PROBLEM REQUIREMENTS: What you produce should match the records exactly, line for line.

INPUT MATERIAL:
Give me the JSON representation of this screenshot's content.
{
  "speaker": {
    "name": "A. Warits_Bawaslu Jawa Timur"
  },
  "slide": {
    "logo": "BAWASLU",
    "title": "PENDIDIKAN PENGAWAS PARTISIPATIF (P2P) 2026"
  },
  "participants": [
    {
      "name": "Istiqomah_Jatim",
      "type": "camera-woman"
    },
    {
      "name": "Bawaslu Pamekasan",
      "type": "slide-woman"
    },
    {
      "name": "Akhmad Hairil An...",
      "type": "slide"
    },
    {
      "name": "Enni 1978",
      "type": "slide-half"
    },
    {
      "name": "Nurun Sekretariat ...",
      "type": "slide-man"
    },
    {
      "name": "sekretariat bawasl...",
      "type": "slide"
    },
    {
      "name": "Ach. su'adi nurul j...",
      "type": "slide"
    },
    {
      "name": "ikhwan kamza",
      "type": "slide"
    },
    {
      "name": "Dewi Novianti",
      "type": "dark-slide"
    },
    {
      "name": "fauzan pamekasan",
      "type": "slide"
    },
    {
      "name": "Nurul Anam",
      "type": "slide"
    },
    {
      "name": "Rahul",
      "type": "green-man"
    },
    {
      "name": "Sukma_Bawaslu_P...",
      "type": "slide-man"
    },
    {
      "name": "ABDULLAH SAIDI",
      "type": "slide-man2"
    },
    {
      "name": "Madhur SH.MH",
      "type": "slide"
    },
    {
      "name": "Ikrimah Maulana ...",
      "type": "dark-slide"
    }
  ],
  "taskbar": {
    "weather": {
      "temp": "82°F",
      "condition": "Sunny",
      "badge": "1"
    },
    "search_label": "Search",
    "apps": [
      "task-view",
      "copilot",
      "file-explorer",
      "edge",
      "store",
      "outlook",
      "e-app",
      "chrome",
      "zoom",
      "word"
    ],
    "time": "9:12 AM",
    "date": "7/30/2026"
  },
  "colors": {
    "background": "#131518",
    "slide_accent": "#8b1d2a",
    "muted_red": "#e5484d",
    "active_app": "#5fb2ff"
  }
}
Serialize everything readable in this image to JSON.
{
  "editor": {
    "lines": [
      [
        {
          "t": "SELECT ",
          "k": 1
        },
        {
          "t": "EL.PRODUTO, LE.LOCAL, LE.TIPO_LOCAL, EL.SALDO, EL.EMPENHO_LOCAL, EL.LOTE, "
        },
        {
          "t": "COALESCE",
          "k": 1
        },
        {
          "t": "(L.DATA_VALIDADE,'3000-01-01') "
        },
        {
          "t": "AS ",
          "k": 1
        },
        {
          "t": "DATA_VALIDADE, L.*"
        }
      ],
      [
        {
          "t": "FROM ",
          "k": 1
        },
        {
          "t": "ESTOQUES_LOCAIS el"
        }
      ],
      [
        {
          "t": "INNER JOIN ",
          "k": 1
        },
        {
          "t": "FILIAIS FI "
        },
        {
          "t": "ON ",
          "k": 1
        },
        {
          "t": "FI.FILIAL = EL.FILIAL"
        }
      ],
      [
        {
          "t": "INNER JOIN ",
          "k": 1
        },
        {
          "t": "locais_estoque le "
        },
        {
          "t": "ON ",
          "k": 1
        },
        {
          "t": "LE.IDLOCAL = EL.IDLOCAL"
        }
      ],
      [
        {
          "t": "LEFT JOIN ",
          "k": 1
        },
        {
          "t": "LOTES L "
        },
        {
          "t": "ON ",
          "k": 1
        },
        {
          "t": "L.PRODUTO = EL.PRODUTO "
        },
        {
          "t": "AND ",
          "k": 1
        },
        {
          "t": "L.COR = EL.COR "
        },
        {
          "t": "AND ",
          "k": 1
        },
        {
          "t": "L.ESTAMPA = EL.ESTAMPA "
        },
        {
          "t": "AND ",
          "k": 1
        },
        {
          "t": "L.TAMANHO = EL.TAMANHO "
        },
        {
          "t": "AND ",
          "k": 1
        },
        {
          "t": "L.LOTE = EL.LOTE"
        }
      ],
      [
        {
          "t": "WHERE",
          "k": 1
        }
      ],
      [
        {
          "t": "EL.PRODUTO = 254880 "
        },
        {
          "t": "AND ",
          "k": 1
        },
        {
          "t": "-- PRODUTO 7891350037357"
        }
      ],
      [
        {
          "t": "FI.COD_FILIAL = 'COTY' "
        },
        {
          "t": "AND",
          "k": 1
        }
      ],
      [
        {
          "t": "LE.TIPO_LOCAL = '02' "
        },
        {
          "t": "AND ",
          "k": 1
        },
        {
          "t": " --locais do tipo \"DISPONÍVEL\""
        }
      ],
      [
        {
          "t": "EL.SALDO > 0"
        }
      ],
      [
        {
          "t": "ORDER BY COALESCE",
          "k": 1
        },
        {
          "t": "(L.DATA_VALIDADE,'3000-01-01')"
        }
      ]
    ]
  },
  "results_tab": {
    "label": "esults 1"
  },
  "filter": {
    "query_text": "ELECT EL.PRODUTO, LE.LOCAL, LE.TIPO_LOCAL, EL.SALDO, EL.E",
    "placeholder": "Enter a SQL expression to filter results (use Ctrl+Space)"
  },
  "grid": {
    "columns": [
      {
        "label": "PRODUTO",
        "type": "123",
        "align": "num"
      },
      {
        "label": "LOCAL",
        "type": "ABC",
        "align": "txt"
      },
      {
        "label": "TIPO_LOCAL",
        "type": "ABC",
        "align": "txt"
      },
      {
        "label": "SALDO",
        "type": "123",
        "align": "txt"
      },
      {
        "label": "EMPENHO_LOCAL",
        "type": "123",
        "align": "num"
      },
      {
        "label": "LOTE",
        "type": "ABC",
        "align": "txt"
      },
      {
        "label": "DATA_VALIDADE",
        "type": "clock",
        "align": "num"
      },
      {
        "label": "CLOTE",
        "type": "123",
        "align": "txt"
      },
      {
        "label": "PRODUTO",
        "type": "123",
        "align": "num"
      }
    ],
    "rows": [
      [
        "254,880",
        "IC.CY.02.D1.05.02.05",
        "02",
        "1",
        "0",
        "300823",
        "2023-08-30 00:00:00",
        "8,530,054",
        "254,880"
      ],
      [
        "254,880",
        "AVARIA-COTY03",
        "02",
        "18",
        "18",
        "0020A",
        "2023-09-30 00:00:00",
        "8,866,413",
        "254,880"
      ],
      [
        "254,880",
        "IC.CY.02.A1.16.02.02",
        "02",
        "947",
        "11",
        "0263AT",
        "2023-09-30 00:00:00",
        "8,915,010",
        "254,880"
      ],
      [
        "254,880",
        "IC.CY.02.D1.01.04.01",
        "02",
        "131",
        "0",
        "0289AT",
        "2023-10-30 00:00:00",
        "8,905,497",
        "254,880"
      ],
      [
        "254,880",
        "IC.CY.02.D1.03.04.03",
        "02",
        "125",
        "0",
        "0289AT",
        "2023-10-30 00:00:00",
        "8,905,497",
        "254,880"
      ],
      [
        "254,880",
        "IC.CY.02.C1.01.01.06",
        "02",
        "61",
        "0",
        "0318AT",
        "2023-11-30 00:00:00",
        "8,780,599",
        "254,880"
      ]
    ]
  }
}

WRITTEN ANSWER:
Give me the JSON representation of this screenshot's content.
{
  "speaker": {
    "name": "A. Warits_Bawaslu Jawa Timur"
  },
  "slide": {
    "logo": "BAWASLU",
    "title": "PENDIDIKAN PENGAWAS PARTISIPATIF (P2P) 2026"
  },
  "participants": [
    {
      "name": "Istiqomah_Jatim",
      "type": "camera-woman"
    },
    {
      "name": "Bawaslu Pamekasan",
      "type": "slide-woman"
    },
    {
      "name": "Akhmad Hairil An...",
      "type": "slide"
    },
    {
      "name": "Enni 1978",
      "type": "slide-half"
    },
    {
      "name": "Nurun Sekretariat ...",
      "type": "slide-man"
    },
    {
      "name": "sekretariat bawasl...",
      "type": "slide"
    },
    {
      "name": "Ach. su'adi nurul j...",
      "type": "slide"
    },
    {
      "name": "ikhwan kamza",
      "type": "slide"
    },
    {
      "name": "Dewi Novianti",
      "type": "dark-slide"
    },
    {
      "name": "fauzan pamekasan",
      "type": "slide"
    },
    {
      "name": "Nurul Anam",
      "type": "slide"
    },
    {
      "name": "Rahul",
      "type": "green-man"
    },
    {
      "name": "Sukma_Bawaslu_P...",
      "type": "slide-man"
    },
    {
      "name": "ABDULLAH SAIDI",
      "type": "slide-man2"
    },
    {
      "name": "Madhur SH.MH",
      "type": "slide"
    },
    {
      "name": "Ikrimah Maulana ...",
      "type": "dark-slide"
    }
  ],
  "taskbar": {
    "weather": {
      "temp": "82°F",
      "condition": "Sunny",
      "badge": "1"
    },
    "search_label": "Search",
    "apps": [
      "task-view",
      "copilot",
      "file-explorer",
      "edge",
      "store",
      "outlook",
      "e-app",
      "chrome",
      "zoom",
      "word"
    ],
    "time": "9:12 AM",
    "date": "7/30/2026"
  },
  "colors": {
    "background": "#131518",
    "slide_accent": "#8b1d2a",
    "muted_red": "#e5484d",
    "active_app": "#5fb2ff"
  }
}
Serialize everything readable in this image to JSON.
{
  "editor": {
    "lines": [
      [
        {
          "t": "SELECT ",
          "k": 1
        },
        {
          "t": "EL.PRODUTO, LE.LOCAL, LE.TIPO_LOCAL, EL.SALDO, EL.EMPENHO_LOCAL, EL.LOTE, "
        },
        {
          "t": "COALESCE",
          "k": 1
        },
        {
          "t": "(L.DATA_VALIDADE,'3000-01-01') "
        },
        {
          "t": "AS ",
          "k": 1
        },
        {
          "t": "DATA_VALIDADE, L.*"
        }
      ],
      [
        {
          "t": "FROM ",
          "k": 1
        },
        {
          "t": "ESTOQUES_LOCAIS el"
        }
      ],
      [
        {
          "t": "INNER JOIN ",
          "k": 1
        },
        {
          "t": "FILIAIS FI "
        },
        {
          "t": "ON ",
          "k": 1
        },
        {
          "t": "FI.FILIAL = EL.FILIAL"
        }
      ],
      [
        {
          "t": "INNER JOIN ",
          "k": 1
        },
        {
          "t": "locais_estoque le "
        },
        {
          "t": "ON ",
          "k": 1
        },
        {
          "t": "LE.IDLOCAL = EL.IDLOCAL"
        }
      ],
      [
        {
          "t": "LEFT JOIN ",
          "k": 1
        },
        {
          "t": "LOTES L "
        },
        {
          "t": "ON ",
          "k": 1
        },
        {
          "t": "L.PRODUTO = EL.PRODUTO "
        },
        {
          "t": "AND ",
          "k": 1
        },
        {
          "t": "L.COR = EL.COR "
        },
        {
          "t": "AND ",
          "k": 1
        },
        {
          "t": "L.ESTAMPA = EL.ESTAMPA "
        },
        {
          "t": "AND ",
          "k": 1
        },
        {
          "t": "L.TAMANHO = EL.TAMANHO "
        },
        {
          "t": "AND ",
          "k": 1
        },
        {
          "t": "L.LOTE = EL.LOTE"
        }
      ],
      [
        {
          "t": "WHERE",
          "k": 1
        }
      ],
      [
        {
          "t": "EL.PRODUTO = 254880 "
        },
        {
          "t": "AND ",
          "k": 1
        },
        {
          "t": "-- PRODUTO 7891350037357"
        }
      ],
      [
        {
          "t": "FI.COD_FILIAL = 'COTY' "
        },
        {
          "t": "AND",
          "k": 1
        }
      ],
      [
        {
          "t": "LE.TIPO_LOCAL = '02' "
        },
        {
          "t": "AND ",
          "k": 1
        },
        {
          "t": " --locais do tipo \"DISPONÍVEL\""
        }
      ],
      [
        {
          "t": "EL.SALDO > 0"
        }
      ],
      [
        {
          "t": "ORDER BY COALESCE",
          "k": 1
        },
        {
          "t": "(L.DATA_VALIDADE,'3000-01-01')"
        }
      ]
    ]
  },
  "results_tab": {
    "label": "esults 1"
  },
  "filter": {
    "query_text": "ELECT EL.PRODUTO, LE.LOCAL, LE.TIPO_LOCAL, EL.SALDO, EL.E",
    "placeholder": "Enter a SQL expression to filter results (use Ctrl+Space)"
  },
  "grid": {
    "columns": [
      {
        "label": "PRODUTO",
        "type": "123",
        "align": "num"
      },
      {
        "label": "LOCAL",
        "type": "ABC",
        "align": "txt"
      },
      {
        "label": "TIPO_LOCAL",
        "type": "ABC",
        "align": "txt"
      },
      {
        "label": "SALDO",
        "type": "123",
        "align": "txt"
      },
      {
        "label": "EMPENHO_LOCAL",
        "type": "123",
        "align": "num"
      },
      {
        "label": "LOTE",
        "type": "ABC",
        "align": "txt"
      },
      {
        "label": "DATA_VALIDADE",
        "type": "clock",
        "align": "num"
      },
      {
        "label": "CLOTE",
        "type": "123",
        "align": "txt"
      },
      {
        "label": "PRODUTO",
        "type": "123",
        "align": "num"
      }
    ],
    "rows": [
      [
        "254,880",
        "IC.CY.02.D1.05.02.05",
        "02",
        "1",
        "0",
        "300823",
        "2023-08-30 00:00:00",
        "8,530,054",
        "254,880"
      ],
      [
        "254,880",
        "AVARIA-COTY03",
        "02",
        "18",
        "18",
        "0020A",
        "2023-09-30 00:00:00",
        "8,866,413",
        "254,880"
      ],
      [
        "254,880",
        "IC.CY.02.A1.16.02.02",
        "02",
        "947",
        "11",
        "0263AT",
        "2023-09-30 00:00:00",
        "8,915,010",
        "254,880"
      ],
      [
        "254,880",
        "IC.CY.02.D1.01.04.01",
        "02",
        "131",
        "0",
        "0289AT",
        "2023-10-30 00:00:00",
        "8,905,497",
        "254,880"
      ],
      [
        "254,880",
        "IC.CY.02.D1.03.04.03",
        "02",
        "125",
        "0",
        "0289AT",
        "2023-10-30 00:00:00",
        "8,905,497",
        "254,880"
      ],
      [
        "254,880",
        "IC.CY.02.C1.01.01.06",
        "02",
        "61",
        "0",
        "0318AT",
        "2023-11-30 00:00:00",
        "8,780,599",
        "254,880"
      ]
    ]
  }
}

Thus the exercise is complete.